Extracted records
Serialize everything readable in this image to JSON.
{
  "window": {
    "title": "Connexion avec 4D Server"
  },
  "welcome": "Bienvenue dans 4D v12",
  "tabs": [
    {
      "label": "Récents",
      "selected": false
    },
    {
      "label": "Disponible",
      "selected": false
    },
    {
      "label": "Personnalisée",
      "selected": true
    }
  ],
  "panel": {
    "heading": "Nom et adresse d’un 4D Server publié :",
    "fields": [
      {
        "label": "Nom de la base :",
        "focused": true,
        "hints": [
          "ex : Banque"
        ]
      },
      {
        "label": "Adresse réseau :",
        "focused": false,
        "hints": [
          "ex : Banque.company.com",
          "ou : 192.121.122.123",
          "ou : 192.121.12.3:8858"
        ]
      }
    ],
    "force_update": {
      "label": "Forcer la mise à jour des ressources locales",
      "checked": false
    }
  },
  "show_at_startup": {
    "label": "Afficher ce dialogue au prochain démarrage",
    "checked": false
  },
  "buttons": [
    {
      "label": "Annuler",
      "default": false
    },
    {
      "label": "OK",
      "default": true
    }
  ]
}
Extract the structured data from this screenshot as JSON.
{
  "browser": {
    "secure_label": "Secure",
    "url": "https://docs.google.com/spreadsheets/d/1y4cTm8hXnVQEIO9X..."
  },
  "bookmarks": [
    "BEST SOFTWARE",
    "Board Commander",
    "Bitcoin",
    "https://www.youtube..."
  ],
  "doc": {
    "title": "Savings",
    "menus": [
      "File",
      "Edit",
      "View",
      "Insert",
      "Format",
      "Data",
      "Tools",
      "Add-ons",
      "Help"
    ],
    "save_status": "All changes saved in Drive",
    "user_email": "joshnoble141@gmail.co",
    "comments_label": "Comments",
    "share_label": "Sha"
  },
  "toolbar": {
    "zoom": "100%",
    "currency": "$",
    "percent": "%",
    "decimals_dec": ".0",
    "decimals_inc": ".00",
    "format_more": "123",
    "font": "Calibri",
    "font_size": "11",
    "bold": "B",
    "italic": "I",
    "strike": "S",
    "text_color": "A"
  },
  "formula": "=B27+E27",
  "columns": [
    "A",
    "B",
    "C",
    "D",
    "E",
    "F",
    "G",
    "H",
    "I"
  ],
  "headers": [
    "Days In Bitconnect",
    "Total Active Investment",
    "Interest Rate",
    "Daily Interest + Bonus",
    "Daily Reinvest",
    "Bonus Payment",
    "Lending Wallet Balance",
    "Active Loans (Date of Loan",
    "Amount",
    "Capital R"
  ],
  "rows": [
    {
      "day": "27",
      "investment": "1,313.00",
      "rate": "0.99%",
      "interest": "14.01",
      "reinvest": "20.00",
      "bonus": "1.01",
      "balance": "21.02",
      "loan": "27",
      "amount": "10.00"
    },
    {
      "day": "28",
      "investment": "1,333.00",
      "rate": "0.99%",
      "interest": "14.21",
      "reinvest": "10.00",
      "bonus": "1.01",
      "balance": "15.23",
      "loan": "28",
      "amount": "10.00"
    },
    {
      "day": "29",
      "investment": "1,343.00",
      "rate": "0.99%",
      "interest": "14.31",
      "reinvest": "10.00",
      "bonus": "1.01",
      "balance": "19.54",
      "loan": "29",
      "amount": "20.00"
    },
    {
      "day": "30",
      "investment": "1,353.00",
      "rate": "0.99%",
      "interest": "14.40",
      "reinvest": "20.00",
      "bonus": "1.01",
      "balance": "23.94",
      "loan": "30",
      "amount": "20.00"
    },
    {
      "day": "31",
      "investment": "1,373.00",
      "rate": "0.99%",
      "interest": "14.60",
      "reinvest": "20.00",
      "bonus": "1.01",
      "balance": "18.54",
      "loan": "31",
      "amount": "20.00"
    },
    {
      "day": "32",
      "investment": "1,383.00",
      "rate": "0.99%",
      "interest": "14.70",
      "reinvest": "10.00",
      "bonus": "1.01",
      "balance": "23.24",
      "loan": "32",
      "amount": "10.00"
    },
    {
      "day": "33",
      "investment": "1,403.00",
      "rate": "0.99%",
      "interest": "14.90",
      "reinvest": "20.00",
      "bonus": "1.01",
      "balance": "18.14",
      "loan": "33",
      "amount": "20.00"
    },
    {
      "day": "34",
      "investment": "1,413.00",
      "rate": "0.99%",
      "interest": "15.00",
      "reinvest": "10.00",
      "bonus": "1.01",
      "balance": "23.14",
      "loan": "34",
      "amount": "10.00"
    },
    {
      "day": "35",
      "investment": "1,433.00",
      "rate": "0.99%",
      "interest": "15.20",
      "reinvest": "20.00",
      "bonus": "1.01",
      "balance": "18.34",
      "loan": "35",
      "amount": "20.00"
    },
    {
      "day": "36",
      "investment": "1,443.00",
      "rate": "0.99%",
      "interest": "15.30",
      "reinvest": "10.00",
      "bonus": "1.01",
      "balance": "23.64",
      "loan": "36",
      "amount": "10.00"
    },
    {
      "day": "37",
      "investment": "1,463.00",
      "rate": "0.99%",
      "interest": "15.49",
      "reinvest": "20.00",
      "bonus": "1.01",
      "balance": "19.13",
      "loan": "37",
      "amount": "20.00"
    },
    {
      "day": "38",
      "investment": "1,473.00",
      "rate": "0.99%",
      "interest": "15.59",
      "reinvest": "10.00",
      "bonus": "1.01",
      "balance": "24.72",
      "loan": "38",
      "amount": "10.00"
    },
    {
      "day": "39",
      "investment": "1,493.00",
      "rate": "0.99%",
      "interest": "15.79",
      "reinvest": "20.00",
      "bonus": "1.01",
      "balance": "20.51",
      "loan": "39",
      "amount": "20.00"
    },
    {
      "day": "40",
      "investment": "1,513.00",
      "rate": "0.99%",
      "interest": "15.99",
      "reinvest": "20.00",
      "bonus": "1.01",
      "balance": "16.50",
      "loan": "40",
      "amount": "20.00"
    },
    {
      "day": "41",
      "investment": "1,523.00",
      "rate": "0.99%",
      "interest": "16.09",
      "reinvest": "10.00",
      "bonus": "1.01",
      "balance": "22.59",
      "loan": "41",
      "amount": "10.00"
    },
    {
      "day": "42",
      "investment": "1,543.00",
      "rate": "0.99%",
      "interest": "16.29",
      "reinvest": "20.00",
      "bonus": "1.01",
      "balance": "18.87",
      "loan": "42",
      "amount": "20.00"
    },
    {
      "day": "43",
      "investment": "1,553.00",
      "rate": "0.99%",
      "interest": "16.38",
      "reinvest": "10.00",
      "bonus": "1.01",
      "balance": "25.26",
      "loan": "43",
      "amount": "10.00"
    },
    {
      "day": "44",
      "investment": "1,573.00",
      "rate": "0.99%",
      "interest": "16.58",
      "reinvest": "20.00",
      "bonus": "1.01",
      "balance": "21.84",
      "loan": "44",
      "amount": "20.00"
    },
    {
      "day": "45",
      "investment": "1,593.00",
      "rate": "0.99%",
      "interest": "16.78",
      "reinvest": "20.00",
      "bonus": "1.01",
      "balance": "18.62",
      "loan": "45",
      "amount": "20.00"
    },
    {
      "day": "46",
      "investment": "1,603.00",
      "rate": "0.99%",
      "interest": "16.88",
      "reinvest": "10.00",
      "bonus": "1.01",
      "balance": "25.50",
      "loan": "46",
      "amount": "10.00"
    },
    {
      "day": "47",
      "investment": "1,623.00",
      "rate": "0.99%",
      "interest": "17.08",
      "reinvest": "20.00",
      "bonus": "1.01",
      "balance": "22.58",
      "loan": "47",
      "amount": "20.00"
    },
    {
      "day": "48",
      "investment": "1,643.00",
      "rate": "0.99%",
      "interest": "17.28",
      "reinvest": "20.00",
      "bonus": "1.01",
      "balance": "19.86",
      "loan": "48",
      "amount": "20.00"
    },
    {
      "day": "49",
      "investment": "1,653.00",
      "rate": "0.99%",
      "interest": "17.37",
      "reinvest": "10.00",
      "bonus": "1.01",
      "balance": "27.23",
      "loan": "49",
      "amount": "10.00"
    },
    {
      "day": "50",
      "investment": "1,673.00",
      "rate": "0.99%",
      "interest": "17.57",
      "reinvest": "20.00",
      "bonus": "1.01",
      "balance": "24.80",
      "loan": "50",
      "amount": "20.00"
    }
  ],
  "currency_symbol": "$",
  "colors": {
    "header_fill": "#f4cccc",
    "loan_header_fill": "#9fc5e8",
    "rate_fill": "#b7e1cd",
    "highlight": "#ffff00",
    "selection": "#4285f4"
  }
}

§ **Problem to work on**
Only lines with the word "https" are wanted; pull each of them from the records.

§ **Solution below**
    "url": "https://docs.google.com/spreadsheets/d/1y4cTm8hXnVQEIO9X..."
    "https://www.youtube..."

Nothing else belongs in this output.